(Page and application data records)
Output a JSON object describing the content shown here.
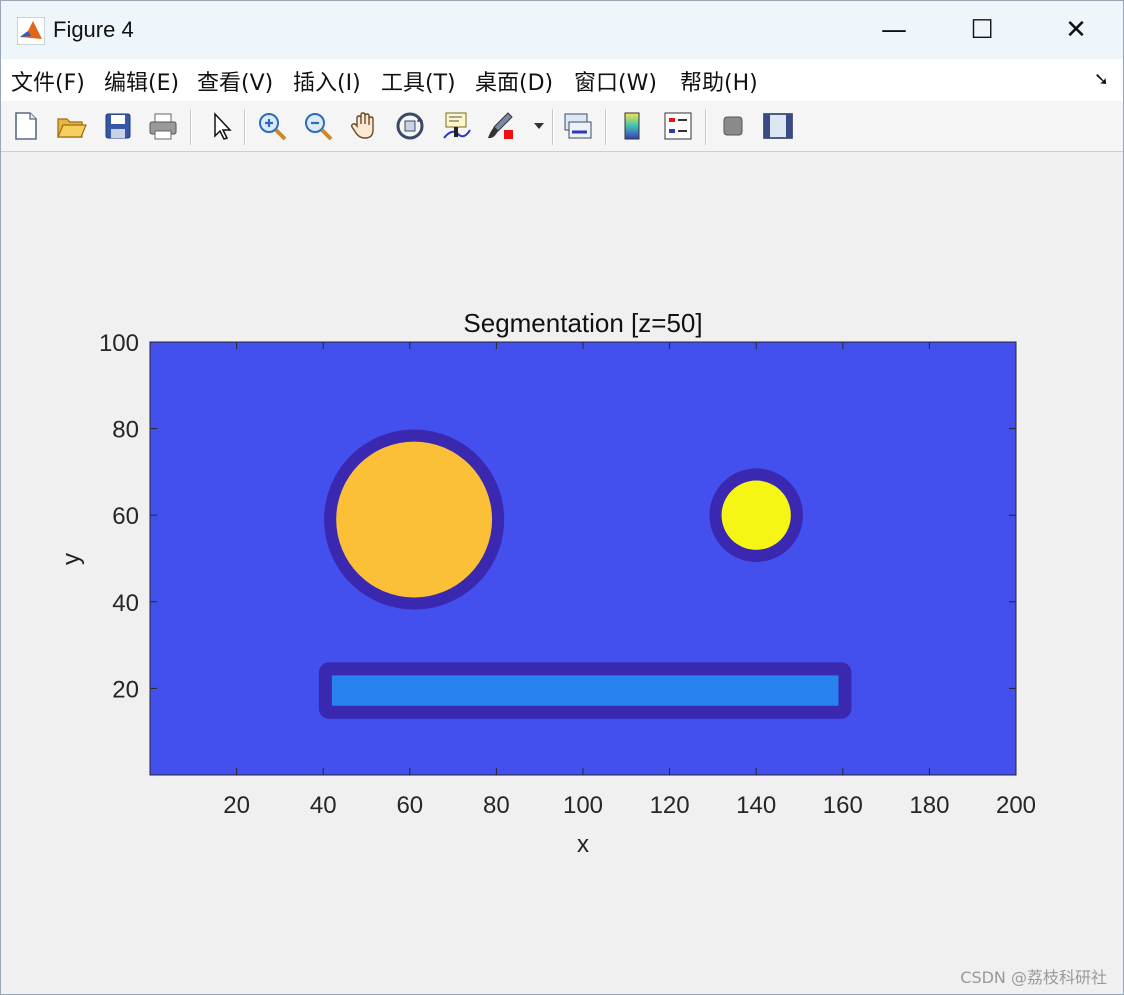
{
  "window": {
    "title": "Figure 4",
    "minimize_label": "—",
    "maximize_label": "☐",
    "close_label": "✕"
  },
  "menubar": {
    "items": [
      {
        "label": "文件(F)"
      },
      {
        "label": "编辑(E)"
      },
      {
        "label": "查看(V)"
      },
      {
        "label": "插入(I)"
      },
      {
        "label": "工具(T)"
      },
      {
        "label": "桌面(D)"
      },
      {
        "label": "窗口(W)"
      },
      {
        "label": "帮助(H)"
      }
    ],
    "overflow_arrow": "➘"
  },
  "toolbar": {
    "icons": [
      "new-file-icon",
      "open-folder-icon",
      "save-icon",
      "print-icon",
      "pointer-icon",
      "zoom-in-icon",
      "zoom-out-icon",
      "pan-hand-icon",
      "rotate-3d-icon",
      "data-cursor-icon",
      "brush-icon",
      "link-plot-icon",
      "colorbar-icon",
      "legend-icon",
      "hide-plot-tools-icon",
      "show-plot-tools-icon"
    ]
  },
  "chart_data": {
    "type": "heatmap",
    "title": "Segmentation [z=50]",
    "xlabel": "x",
    "ylabel": "y",
    "xlim": [
      0,
      200
    ],
    "ylim": [
      0,
      100
    ],
    "xticks": [
      20,
      40,
      60,
      80,
      100,
      120,
      140,
      160,
      180,
      200
    ],
    "yticks": [
      20,
      40,
      60,
      80,
      100
    ],
    "colors": {
      "background": "#4450ee",
      "boundary": "#3a28b0",
      "large_circle": "#fcbf38",
      "small_circle": "#f6f615",
      "bar": "#2883f0"
    },
    "regions": [
      {
        "label": "large_circle",
        "center_x": 61,
        "center_y": 59,
        "radius": 18,
        "boundary_width": 2.8
      },
      {
        "label": "small_circle",
        "center_x": 140,
        "center_y": 60,
        "radius": 8,
        "boundary_width": 2.8
      },
      {
        "label": "bar",
        "x_start": 42,
        "x_end": 159,
        "y_start": 16,
        "y_end": 23,
        "boundary_width": 3
      }
    ]
  },
  "watermark": "CSDN @荔枝科研社"
}
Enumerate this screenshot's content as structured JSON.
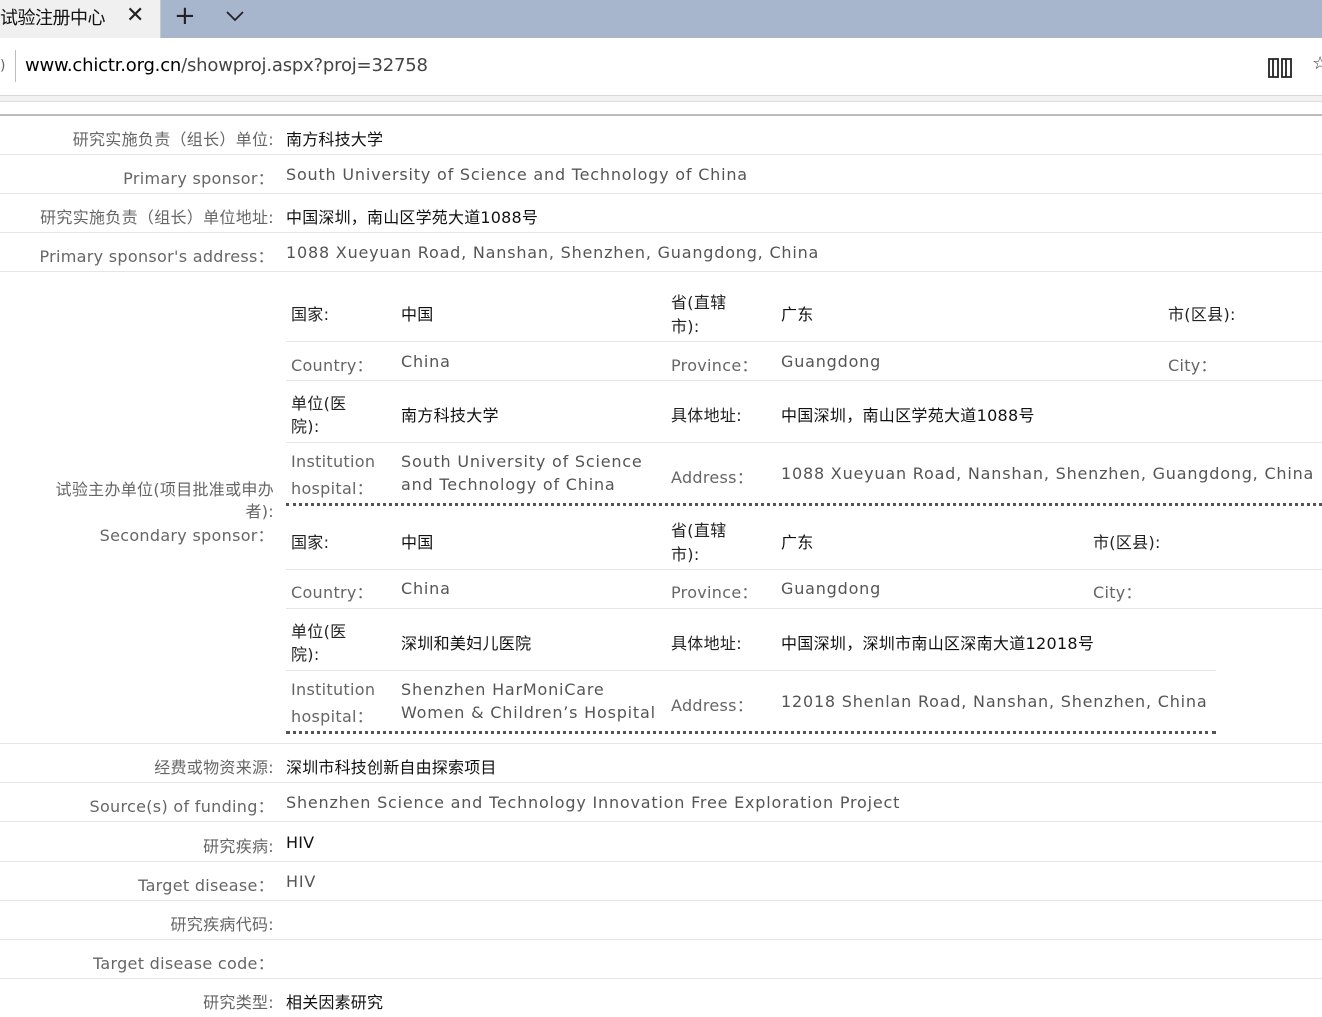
{
  "browser": {
    "tab_title": "试验注册中心",
    "url_domain": "www.chictr.org.cn",
    "url_path": "/showproj.aspx?proj=32758"
  },
  "fields": {
    "sponsor_cn_label": "研究实施负责（组长）单位:",
    "sponsor_cn_value": "南方科技大学",
    "sponsor_en_label": "Primary sponsor：",
    "sponsor_en_value": "South University of Science and Technology of China",
    "sponsor_addr_cn_label": "研究实施负责（组长）单位地址:",
    "sponsor_addr_cn_value": "中国深圳，南山区学苑大道1088号",
    "sponsor_addr_en_label": "Primary sponsor's address：",
    "sponsor_addr_en_value": "1088 Xueyuan Road, Nanshan, Shenzhen, Guangdong, China",
    "secondary_label_cn_1": "试验主办单位(项目批准或申办",
    "secondary_label_cn_2": "者):",
    "secondary_label_en": "Secondary sponsor：",
    "funding_cn_label": "经费或物资来源:",
    "funding_cn_value": "深圳市科技创新自由探索项目",
    "funding_en_label": "Source(s) of funding：",
    "funding_en_value": "Shenzhen Science and Technology Innovation Free Exploration Project",
    "disease_cn_label": "研究疾病:",
    "disease_cn_value": "HIV",
    "disease_en_label": "Target disease：",
    "disease_en_value": "HIV",
    "disease_code_cn_label": "研究疾病代码:",
    "disease_code_en_label": "Target disease code：",
    "study_type_cn_label": "研究类型:",
    "study_type_cn_value": "相关因素研究"
  },
  "sub_labels": {
    "country_cn": "国家:",
    "province_cn_1": "省(直辖",
    "province_cn_2": "市):",
    "city_cn": "市(区县):",
    "country_en": "Country：",
    "province_en": "Province：",
    "city_en": "City：",
    "unit_cn_1": "单位(医",
    "unit_cn_2": "院):",
    "address_cn": "具体地址:",
    "institution_en_1": "Institution",
    "institution_en_2": "hospital：",
    "address_en": "Address："
  },
  "secondary_sponsors": [
    {
      "country_cn": "中国",
      "province_cn": "广东",
      "country_en": "China",
      "province_en": "Guangdong",
      "unit_cn": "南方科技大学",
      "address_cn": "中国深圳，南山区学苑大道1088号",
      "institution_en_1": "South University of Science",
      "institution_en_2": "and Technology of China",
      "address_en": "1088 Xueyuan Road, Nanshan, Shenzhen, Guangdong, China"
    },
    {
      "country_cn": "中国",
      "province_cn": "广东",
      "country_en": "China",
      "province_en": "Guangdong",
      "unit_cn": "深圳和美妇儿医院",
      "address_cn": "中国深圳，深圳市南山区深南大道12018号",
      "institution_en_1": "Shenzhen HarMoniCare",
      "institution_en_2": "Women & Children’s Hospital",
      "address_en": "12018 Shenlan Road, Nanshan, Shenzhen, China"
    }
  ]
}
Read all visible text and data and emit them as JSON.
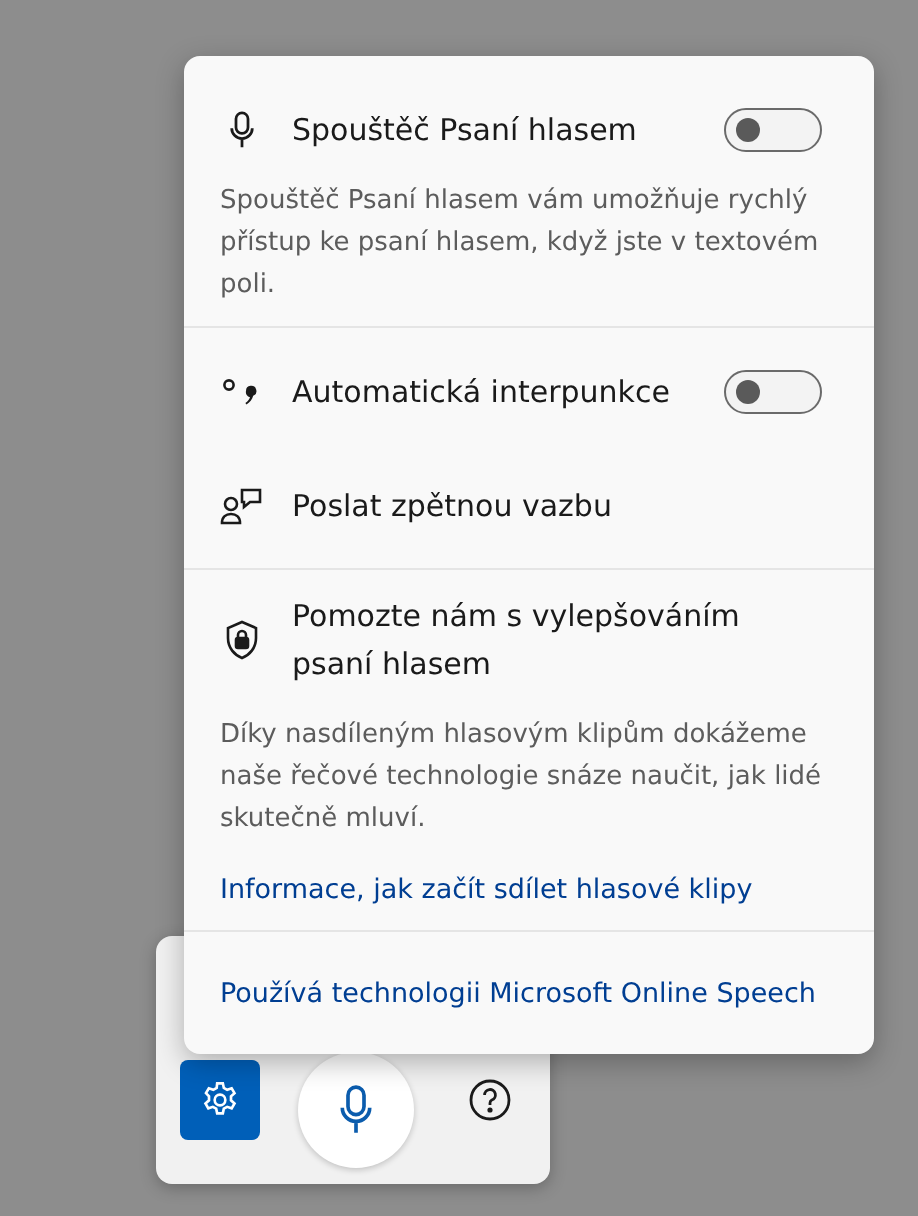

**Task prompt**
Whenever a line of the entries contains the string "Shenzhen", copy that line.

**Result below**
    "sponsor_addr_en_value": "1088 Xueyuan Road, Nanshan, Shenzhen, Guangdong, China",
    "funding_en_value": "Shenzhen Science and Technology Innovation Free Exploration Project",
      "address_en": "1088 Xueyuan Road, Nanshan, Shenzhen, Guangdong, China"
      "institution_en_1": "Shenzhen HarMoniCare",
      "address_en": "12018 Shenlan Road, Nanshan, Shenzhen, China"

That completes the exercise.